KYIV, Ukraine — Russia has refused Ukrainian requests to hand over the bodies of scores of prisoners of war whom the Kremlin claims were killed in the downing of a Russian military transport plane by Kyiv’s forces, a Ukrainian intelligence official said.
Andrii Yusov, the spokesperson for Ukraine’s military intelligence, in televised remarks late Thursday reaffirmed Kyiv’s call for an international probe into the Jan. 24 crash inside Russia that would determine whether the Il-76 transport carried weapons or passengers along with the crew.
Russia accused Ukraine of killing its own men, while Kyiv dismisses Moscow’s assertions as “rampant Russian propaganda.”
Kyiv has neither confirmed nor denied that its forces shot the plane down, and Russia’s claim the crash killed Ukrainian POWs couldn’t be independently verified. Ukrainian officials emphasized that Moscow didn’t ask for any specific stretch of airspace to be kept safe for a certain length of time, as it has for past POW exchanges.
Some Western intelligence assessments have suggested the plane was shot down by a missile from Ukraine, although they could not confirm the presence of POWs on board.
A French military official told The Associated Press that the country’s military concluded that Ukrainian forces used a battery of Patriot surface-to-air missiles to shoot down the Il-76, firing from about 50 kilometers (about 30 miles) away.
The official, who spoke on condition of anonymity to divulge the intelligence findings, said the Ukrainian battery apparently managed to stay hidden while getting closer to the target and then switched on its radar “just long enough to hit them.”
Another Western official also said the plane was downed by “a missile strike rather than any kind of mechanical failure,” and it’s almost certain the missile was fired from Ukrainian territory. The official said “it’s not yet clear” whether it was carrying Ukrainian POWs.
Kremlin spokesman Dmitry Peskov told the state RIA Novosti news agency on Friday that the Kremlin hadn’t received a Ukrainian request to hand over the bodies.

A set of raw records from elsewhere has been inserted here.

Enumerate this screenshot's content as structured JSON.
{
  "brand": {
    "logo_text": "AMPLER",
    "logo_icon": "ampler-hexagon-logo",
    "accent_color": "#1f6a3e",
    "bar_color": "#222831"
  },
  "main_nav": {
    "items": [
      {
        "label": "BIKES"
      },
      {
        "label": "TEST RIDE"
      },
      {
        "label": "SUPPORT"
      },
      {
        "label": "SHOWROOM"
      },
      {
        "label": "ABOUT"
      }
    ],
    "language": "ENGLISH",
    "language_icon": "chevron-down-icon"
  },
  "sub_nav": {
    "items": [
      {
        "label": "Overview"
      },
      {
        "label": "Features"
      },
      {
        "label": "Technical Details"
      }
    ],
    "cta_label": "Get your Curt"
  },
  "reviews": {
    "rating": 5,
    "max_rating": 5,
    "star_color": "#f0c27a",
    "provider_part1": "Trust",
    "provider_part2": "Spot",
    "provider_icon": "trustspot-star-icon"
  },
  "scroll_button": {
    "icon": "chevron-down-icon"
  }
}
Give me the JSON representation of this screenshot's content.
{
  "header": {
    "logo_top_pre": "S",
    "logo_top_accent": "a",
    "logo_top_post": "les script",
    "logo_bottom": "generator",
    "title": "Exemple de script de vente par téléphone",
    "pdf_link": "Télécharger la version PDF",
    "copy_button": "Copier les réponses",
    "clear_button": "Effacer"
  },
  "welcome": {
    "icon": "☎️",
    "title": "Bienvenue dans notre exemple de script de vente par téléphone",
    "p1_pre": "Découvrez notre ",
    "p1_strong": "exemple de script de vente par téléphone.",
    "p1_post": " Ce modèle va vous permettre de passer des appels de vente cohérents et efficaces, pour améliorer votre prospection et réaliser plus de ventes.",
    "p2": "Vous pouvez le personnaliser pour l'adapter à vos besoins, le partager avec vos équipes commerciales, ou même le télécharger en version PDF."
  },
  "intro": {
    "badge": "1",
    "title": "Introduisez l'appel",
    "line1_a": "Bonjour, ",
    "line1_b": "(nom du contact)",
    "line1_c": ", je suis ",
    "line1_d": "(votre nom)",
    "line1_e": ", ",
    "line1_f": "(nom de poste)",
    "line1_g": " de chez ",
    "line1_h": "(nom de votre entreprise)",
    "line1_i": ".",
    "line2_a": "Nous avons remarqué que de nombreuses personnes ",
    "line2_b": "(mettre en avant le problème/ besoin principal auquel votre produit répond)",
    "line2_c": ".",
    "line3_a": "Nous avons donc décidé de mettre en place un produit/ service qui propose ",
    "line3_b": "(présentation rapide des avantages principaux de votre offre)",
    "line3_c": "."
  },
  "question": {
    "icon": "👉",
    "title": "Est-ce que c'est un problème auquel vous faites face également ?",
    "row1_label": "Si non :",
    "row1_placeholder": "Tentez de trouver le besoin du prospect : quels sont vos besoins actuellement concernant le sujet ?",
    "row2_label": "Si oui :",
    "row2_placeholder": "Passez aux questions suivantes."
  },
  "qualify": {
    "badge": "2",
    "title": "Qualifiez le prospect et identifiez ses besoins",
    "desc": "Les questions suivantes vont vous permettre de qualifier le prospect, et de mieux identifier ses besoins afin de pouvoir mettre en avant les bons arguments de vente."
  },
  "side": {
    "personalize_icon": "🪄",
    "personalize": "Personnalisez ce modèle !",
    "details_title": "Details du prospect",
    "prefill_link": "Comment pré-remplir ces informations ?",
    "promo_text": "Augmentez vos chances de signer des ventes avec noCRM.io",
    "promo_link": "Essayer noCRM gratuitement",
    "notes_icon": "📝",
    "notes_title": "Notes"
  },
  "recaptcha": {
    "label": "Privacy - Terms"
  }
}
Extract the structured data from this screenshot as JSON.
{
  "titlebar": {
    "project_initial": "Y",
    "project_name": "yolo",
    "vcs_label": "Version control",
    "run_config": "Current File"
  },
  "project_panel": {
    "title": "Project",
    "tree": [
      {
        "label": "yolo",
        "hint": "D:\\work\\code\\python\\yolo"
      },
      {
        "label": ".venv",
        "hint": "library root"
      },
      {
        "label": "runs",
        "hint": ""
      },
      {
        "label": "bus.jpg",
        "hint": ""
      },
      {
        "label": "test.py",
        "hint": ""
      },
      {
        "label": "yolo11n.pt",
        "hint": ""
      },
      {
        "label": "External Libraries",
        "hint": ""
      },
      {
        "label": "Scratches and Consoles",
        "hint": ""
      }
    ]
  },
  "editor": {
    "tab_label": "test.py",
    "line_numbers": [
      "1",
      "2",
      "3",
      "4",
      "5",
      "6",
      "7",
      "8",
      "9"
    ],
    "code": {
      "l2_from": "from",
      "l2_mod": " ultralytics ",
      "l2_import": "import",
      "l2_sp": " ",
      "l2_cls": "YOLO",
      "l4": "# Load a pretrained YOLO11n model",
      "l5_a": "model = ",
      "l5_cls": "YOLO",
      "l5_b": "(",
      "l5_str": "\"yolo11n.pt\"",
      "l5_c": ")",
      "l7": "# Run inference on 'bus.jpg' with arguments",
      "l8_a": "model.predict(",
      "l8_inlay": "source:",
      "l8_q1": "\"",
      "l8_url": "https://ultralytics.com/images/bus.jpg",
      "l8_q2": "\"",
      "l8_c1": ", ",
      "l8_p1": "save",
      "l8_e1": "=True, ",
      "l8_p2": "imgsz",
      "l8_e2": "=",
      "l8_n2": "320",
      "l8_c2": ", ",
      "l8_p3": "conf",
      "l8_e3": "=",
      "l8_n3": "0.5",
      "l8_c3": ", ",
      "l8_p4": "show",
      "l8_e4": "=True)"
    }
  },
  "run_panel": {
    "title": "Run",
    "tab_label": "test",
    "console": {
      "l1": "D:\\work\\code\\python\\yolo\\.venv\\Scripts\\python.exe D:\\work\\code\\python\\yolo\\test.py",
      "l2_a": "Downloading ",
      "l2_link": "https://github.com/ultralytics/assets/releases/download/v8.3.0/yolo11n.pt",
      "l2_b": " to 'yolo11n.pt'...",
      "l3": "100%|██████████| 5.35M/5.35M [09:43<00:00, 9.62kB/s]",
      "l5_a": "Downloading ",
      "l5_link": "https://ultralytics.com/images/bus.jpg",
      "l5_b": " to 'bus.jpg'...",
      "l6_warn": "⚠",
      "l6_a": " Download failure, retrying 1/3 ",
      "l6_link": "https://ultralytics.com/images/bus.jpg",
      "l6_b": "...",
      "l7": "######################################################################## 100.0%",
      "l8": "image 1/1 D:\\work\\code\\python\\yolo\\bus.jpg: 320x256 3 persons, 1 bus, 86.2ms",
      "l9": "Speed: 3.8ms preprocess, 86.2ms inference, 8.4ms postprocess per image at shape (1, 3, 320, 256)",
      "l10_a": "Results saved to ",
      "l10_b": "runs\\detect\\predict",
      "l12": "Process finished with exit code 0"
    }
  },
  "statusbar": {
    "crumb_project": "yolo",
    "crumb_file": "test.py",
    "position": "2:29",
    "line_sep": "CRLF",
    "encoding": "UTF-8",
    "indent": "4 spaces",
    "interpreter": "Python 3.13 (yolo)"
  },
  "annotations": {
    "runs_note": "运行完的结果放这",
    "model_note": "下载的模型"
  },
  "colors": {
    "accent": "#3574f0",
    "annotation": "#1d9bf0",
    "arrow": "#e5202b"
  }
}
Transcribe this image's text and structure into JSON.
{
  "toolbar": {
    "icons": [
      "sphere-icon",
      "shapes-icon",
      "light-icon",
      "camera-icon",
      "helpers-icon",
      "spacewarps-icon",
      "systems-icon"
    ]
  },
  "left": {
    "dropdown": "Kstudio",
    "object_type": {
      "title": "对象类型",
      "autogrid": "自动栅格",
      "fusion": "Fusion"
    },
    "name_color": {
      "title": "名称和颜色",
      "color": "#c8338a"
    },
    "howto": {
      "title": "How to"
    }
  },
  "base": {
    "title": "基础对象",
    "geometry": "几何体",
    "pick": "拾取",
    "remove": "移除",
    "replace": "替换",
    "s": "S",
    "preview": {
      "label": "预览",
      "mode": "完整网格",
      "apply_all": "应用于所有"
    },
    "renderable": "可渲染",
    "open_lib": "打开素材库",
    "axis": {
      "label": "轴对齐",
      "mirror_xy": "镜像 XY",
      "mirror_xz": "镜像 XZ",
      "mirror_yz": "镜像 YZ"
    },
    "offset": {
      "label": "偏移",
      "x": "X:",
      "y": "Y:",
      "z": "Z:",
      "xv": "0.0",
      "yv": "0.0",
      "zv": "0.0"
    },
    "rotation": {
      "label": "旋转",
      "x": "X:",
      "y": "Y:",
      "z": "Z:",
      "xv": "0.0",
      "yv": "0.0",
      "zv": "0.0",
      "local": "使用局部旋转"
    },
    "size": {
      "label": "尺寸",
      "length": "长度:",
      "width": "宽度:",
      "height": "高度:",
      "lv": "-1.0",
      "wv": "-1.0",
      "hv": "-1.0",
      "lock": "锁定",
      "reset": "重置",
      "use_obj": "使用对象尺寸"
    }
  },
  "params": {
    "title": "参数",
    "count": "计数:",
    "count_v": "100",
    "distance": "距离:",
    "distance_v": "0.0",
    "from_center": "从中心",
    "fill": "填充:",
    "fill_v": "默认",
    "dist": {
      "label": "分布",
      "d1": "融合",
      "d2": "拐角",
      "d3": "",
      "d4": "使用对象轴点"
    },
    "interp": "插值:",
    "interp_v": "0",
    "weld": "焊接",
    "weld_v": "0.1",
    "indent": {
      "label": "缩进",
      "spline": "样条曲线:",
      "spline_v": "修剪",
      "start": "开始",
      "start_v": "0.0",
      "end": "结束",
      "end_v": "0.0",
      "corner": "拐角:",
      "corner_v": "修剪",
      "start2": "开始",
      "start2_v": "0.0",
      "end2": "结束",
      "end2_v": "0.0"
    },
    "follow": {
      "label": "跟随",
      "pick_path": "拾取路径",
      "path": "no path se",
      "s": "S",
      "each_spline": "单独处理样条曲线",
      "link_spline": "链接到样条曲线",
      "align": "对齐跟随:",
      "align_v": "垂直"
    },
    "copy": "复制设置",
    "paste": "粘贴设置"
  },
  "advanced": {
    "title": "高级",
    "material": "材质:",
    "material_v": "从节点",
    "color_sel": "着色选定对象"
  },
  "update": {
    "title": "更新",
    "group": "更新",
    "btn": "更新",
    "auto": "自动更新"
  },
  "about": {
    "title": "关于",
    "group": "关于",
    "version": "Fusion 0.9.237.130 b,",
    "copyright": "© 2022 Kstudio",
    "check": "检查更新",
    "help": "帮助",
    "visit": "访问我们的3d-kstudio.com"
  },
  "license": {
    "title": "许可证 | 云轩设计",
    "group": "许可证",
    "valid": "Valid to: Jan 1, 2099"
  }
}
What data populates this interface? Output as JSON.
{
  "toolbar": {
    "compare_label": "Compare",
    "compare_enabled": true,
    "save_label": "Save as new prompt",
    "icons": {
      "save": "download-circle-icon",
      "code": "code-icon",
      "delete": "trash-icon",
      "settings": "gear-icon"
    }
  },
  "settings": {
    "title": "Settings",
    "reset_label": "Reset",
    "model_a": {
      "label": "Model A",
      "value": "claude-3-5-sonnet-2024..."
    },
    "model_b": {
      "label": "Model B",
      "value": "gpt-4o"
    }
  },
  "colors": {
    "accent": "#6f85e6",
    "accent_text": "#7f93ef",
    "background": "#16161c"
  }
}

Asked if Russia would be willing to hand them over, he later told reporters that the official investigation into the incident was continuing and it would be up to Russian law enforcement agencies to consider such a request.
President Vladimir Putin said Wednesday that Russia wouldn’t only welcome but would “insist” on an international inquiry into the plane’s downing that he described as a “crime” by Ukraine.
Yusov, the Ukrainian intelligence spokesperson, said some of the Ukrainian POWs who were meant to be part of an exchange on the day of the crash were swapped Wednesday when about 200 Ukrainian prisoners returned home.
Russia’s Investigative Committee, the main state criminal investigation agency, said Thursday its probe of the crash found that the Il-76 was brought down by one of the U.S.-made Patriot air defense systems, which Western allies — namely the U.S., Germany and the Netherlands — have supplied to Ukraine. The U.S. has provided the Patriots with the understanding that they not be used outside of Ukraine
Russian officials claimed there were 74 people on board, including 65 Ukrainian POWs, six crew members and three Russian servicemen. All were reported killed when the plane hit the ground and exploded in a giant fireball in the Belgorod region near Ukraine.
The Investigative Committee said investigators have found over 670 body fragments and identified all of the crash victims.
The committee said it also has recovered 116 pieces of two missiles that were fired from a Patriot system from near the village of Lyptsi in Ukraine’s Kharkiv region. It showed a video that purported to show some missile fragments lying in the snow with visible markings.
Ukraine previously claimed credit for a May 2023 cross-border strike with Patriot missiles.
Ukrainian air force spokesman Yuriy Ihnat said in an interview in November the Ukrainian military used Patriots to down two Russian warplanes and three helicopters over Russia’s Bryansk region in May in what he called a “brilliant” operation.
With the 1,500-kilometer (930-mile) front line remaining largely static as the war approaches the two-year mark, Russia has continued to pummel Ukraine with long-range strikes.
In Kryvyi Rih, Ukrainian President Volodymyr Zelenskyy’s hometown, a drone attack damaged an energy infrastructure facility, leaving 100,000 people without electricity and 113 coal miners stranded underground for a time, according to Mayor Oleksandr Vilkul. All the miners were brought to safety after power was partially restored, he said.
Another Russian strike Thursday killed two French aid workers in the town of Beryslav in the southern Kherson region, Gov. Oleksandr Prokudin said. French President Emmanuel Macron denounced the attack as “cowardly and outrageous.”
John Leicester in Paris and Jill Lawless in London contributed.
Follow AP’s coverage of the war in Ukraine at https://apnews.com/hub/russia-ukraine